▶ Directions for this task: Which of the lines below include the word "JSON"? Pull each one out.

▶ Material for this task:
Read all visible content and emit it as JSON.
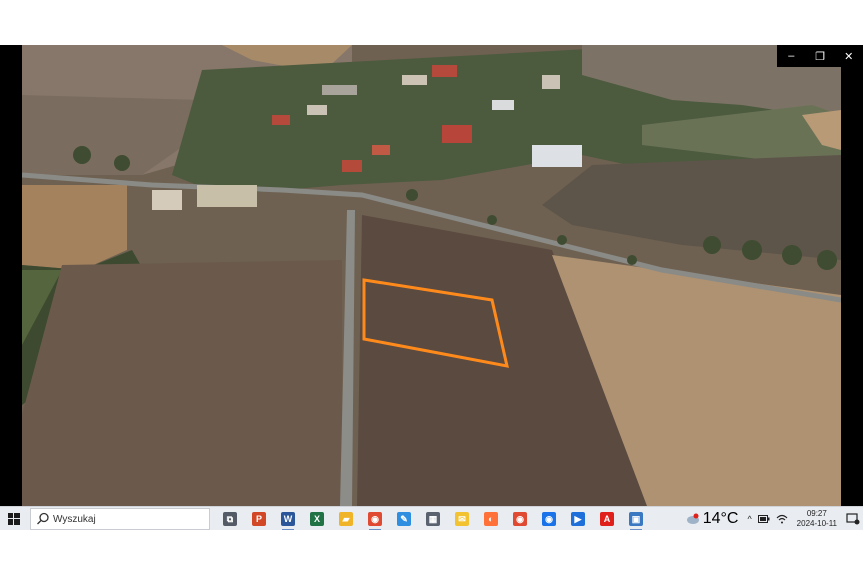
{
  "window_controls": {
    "minimize_glyph": "–",
    "restore_glyph": "❐",
    "close_glyph": "✕"
  },
  "video": {
    "highlight_color": "#ff8a1c"
  },
  "taskbar": {
    "search": {
      "placeholder": "Wyszukaj"
    },
    "apps": [
      {
        "name": "task-view-icon",
        "color": "#555b66",
        "glyph": "⧉"
      },
      {
        "name": "powerpoint-icon",
        "color": "#d24726",
        "glyph": "P"
      },
      {
        "name": "word-icon",
        "color": "#2b579a",
        "glyph": "W"
      },
      {
        "name": "excel-icon",
        "color": "#217346",
        "glyph": "X"
      },
      {
        "name": "file-explorer-icon",
        "color": "#f0b429",
        "glyph": "▰"
      },
      {
        "name": "chrome-icon",
        "color": "#e04a33",
        "glyph": "◉"
      },
      {
        "name": "paint-icon",
        "color": "#2f8ee0",
        "glyph": "✎"
      },
      {
        "name": "calculator-icon",
        "color": "#5a6270",
        "glyph": "▦"
      },
      {
        "name": "sticky-notes-icon",
        "color": "#f2c230",
        "glyph": "✉"
      },
      {
        "name": "firefox-icon",
        "color": "#ff7139",
        "glyph": "◐"
      },
      {
        "name": "chrome-alt-icon",
        "color": "#e04a33",
        "glyph": "◉"
      },
      {
        "name": "chrome-canary-icon",
        "color": "#1a73e8",
        "glyph": "◉"
      },
      {
        "name": "media-player-icon",
        "color": "#1e6fd9",
        "glyph": "▶"
      },
      {
        "name": "acrobat-icon",
        "color": "#e0201b",
        "glyph": "A"
      },
      {
        "name": "photos-icon",
        "color": "#3a78c2",
        "glyph": "▣"
      }
    ],
    "weather": {
      "temperature": "14°C"
    },
    "tray": {
      "chevron": "^"
    },
    "clock": {
      "time": "09:27",
      "date": "2024-10-11"
    }
  }
}
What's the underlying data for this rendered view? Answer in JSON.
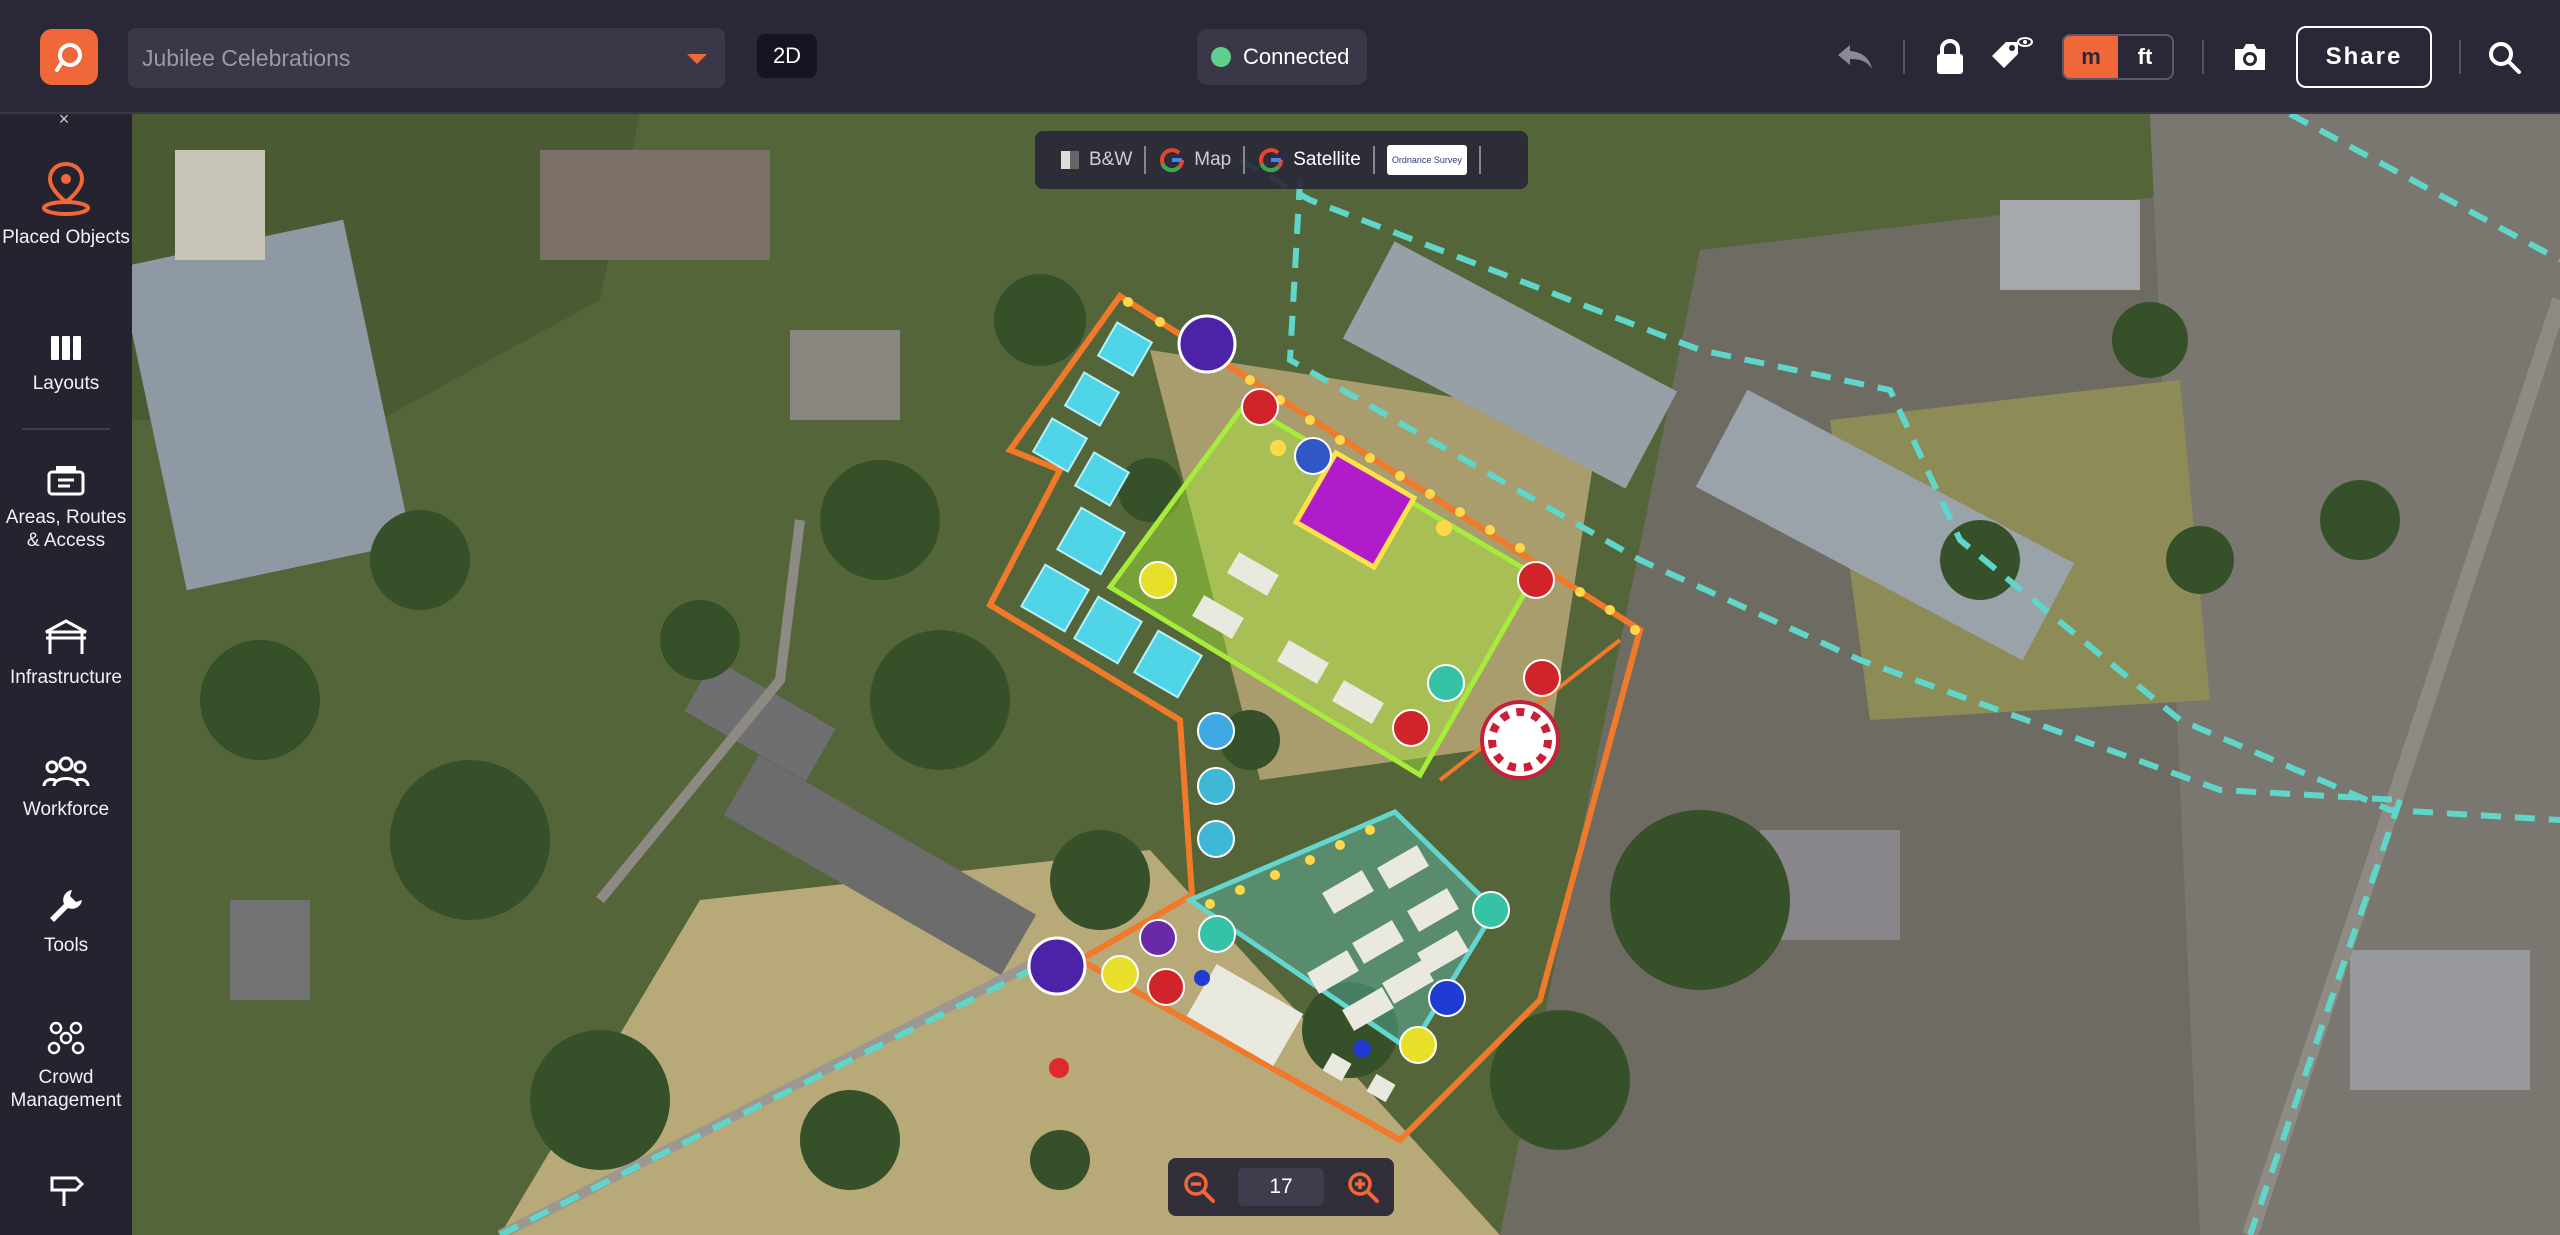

▶ Solved exercise:
Read all visible content and emit it as JSON.
What's the underlying data for this rendered view? Answer in JSON.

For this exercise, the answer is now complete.